A sense that “preservation of the regime” is paramount &
pathological for the DPRK, ignoring reality that any regime
views regime preservation as a natural national priority;
A readiness to engage in warfare, including nuclear weapons
deployed in the U.S. arsenal pre-targeted on the DPRK;
A non-negotiable posture of sanctions (“Maximum Pressure”)
to force unilateral denuclearization by the DPRK, with no
reciprocal security guarantee or U.S. denuclearization steps.
Nuclear-Korea & Denuclearization in Context –
“Operation Hudson Harbor”, ROK, the DPRK
The DPRK can be understood to have embarked on a
nuclear weapons’ program in response to the existential
threat of nuclear attack it has faced since early in its existence,
beginning with “Operation Hudson Harbor” during the Korean War.
Oct 1950 – Dummy bombs dropped over Pyongyang by
sole B-29s just 5 yrs after the bombing of Hiroshima.
“Davy Crockett” portable atomic canon developed for
& deployed in Korea for battlefield use in resumed war.

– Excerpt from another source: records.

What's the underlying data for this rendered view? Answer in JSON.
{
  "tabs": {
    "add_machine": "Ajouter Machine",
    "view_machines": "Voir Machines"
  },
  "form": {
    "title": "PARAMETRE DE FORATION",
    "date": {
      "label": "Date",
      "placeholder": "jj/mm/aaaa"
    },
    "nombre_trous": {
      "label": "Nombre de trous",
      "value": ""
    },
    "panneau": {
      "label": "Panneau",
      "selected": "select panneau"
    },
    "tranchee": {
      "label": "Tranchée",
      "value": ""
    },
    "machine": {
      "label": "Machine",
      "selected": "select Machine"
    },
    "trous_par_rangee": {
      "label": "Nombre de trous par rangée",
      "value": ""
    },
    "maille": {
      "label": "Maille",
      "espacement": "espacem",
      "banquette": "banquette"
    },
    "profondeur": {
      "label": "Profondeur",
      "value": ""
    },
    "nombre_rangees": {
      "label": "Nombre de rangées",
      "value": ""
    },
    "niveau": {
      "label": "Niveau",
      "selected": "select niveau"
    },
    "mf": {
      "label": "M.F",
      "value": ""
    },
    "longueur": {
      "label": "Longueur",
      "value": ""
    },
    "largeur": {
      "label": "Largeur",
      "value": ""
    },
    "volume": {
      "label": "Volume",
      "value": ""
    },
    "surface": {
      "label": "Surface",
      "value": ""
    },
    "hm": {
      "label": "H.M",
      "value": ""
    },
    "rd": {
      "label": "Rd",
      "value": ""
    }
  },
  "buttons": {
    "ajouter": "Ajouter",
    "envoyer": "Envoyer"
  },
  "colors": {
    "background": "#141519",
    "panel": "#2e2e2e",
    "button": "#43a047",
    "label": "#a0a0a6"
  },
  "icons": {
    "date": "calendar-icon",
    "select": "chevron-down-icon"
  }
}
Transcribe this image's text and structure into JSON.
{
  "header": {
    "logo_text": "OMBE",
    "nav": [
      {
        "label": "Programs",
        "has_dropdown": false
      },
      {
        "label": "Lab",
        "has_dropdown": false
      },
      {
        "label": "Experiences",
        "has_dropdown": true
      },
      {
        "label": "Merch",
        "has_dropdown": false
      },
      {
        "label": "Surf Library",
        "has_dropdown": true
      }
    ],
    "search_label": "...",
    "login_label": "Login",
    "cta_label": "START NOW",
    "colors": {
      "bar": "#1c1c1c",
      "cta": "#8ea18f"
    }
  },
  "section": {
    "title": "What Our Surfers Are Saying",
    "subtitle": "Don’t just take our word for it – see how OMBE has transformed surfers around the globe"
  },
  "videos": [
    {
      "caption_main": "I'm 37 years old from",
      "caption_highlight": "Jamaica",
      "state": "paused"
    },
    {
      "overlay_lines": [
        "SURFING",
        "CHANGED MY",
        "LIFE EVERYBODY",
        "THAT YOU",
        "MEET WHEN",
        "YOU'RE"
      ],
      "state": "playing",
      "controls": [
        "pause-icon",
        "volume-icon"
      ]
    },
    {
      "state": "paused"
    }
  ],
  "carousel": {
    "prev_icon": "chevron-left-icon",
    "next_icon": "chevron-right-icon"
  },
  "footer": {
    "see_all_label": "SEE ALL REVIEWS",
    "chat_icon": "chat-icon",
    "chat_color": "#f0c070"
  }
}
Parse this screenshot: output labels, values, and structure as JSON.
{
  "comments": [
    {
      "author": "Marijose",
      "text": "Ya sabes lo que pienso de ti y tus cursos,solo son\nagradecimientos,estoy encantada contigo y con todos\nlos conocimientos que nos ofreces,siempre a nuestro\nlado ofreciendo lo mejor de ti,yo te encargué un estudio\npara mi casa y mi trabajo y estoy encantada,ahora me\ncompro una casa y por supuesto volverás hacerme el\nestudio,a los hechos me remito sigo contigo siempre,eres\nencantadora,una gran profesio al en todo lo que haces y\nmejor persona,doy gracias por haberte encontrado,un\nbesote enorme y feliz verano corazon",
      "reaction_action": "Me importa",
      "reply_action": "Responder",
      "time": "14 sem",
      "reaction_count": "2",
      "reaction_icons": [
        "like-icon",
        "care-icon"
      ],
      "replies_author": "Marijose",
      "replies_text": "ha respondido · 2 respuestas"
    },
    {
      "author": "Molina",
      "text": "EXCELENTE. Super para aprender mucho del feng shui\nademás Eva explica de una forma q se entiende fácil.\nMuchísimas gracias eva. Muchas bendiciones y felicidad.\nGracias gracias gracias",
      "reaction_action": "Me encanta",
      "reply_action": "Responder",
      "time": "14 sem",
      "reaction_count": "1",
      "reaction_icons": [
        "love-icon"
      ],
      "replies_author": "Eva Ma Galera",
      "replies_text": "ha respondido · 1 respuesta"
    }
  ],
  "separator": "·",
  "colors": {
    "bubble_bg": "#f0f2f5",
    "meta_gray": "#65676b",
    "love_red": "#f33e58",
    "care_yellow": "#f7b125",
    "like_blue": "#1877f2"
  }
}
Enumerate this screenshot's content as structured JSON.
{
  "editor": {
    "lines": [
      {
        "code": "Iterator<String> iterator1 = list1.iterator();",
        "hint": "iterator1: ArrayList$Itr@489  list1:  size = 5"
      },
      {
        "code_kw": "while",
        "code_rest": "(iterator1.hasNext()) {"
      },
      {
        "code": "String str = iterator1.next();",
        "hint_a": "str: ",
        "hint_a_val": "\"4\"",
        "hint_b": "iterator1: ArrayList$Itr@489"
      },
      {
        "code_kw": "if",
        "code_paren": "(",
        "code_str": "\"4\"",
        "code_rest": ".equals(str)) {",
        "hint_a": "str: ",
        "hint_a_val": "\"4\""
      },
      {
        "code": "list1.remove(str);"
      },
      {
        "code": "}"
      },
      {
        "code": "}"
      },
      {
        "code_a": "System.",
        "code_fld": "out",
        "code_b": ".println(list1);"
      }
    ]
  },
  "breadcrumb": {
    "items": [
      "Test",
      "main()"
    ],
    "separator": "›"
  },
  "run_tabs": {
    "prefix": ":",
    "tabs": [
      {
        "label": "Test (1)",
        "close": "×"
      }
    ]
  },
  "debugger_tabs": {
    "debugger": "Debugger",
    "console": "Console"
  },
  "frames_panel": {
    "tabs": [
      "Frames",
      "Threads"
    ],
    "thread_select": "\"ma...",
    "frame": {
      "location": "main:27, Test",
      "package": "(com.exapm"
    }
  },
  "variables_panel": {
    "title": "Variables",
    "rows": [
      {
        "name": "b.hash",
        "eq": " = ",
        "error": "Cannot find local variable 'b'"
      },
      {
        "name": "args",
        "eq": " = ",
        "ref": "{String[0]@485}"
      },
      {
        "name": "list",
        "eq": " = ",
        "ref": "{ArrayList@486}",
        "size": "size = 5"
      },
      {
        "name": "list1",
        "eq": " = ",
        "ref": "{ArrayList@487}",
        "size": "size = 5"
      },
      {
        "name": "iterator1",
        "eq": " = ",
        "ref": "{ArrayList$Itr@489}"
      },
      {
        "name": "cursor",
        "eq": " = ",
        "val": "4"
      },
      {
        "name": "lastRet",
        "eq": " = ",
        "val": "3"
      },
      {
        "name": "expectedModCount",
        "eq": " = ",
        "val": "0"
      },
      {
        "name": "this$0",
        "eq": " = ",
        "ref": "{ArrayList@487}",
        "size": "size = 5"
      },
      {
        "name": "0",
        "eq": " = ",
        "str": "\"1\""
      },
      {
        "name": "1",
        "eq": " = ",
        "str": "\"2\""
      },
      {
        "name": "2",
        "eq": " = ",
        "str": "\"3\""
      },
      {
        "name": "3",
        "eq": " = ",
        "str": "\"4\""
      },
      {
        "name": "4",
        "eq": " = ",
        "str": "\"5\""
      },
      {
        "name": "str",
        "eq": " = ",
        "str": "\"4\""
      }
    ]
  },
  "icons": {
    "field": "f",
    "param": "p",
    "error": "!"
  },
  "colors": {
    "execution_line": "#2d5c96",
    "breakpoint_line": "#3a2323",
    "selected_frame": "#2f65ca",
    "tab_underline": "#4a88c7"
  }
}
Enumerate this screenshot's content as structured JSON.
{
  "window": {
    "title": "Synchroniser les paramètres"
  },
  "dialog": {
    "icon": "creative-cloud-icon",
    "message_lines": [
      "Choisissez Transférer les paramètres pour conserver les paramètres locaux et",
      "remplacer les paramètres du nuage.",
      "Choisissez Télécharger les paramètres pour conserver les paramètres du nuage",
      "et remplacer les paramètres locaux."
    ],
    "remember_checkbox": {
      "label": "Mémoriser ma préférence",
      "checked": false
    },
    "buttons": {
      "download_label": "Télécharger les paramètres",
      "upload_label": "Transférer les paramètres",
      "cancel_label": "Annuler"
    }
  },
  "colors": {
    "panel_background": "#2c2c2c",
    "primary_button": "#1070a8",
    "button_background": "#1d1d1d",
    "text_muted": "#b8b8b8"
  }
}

1958-1993 – only atomic weapons in Korea were U.S.
U.S. strategic forces targeting DPRK are deployed 24/7.
Crafting a paradigm that enables practical
steps towards a durable, sustainable peace
1. Timely steps towards a Peace Treaty to replace the Armistice.
2. Full, reciprocal diplomatic relations among DPRK, U.S., Japan.
3. Confidence-building measures in military, cultural, political arenas.
4. Timely lifting of economic sanctions, combined with promotion of a
rebuilding of the economic infrastructure to alleviate poverty and
build foundations for eventual ROK & DPRK economic integration.
5. Reciprocal reduction in DPRK & ROK offensive military capabilities,
combining verifiable denuclearization of DPRK & a verifiable “No
First-Use” pledge by the U.S. as key security guarantee to the DPRK.
6. Build jointly-administered institutions fostering systemic trust.
Assessing the 2nd U.S.-DPRK Summit –
Deliverables, Mging Expectations, Surprises?
Applause for the quiet statesman-like role played by President
Moon Jae-In to ensure dialogue stays on track.
Recognition for the bold initiatives taken by Pres. Trump to
conduct unprecedented senior-level dialogue with the DPRK.
Exploring reciprocity – what is the U.S. willing to “deliver” in
order to begin the long process of verifiable denuclearization?
How will the interests of the Korean people be ensured and
reflected by a narcissistic President not nuanced in diplomacy?
Willing to be surprised – steps towards a Peace Treaty? 10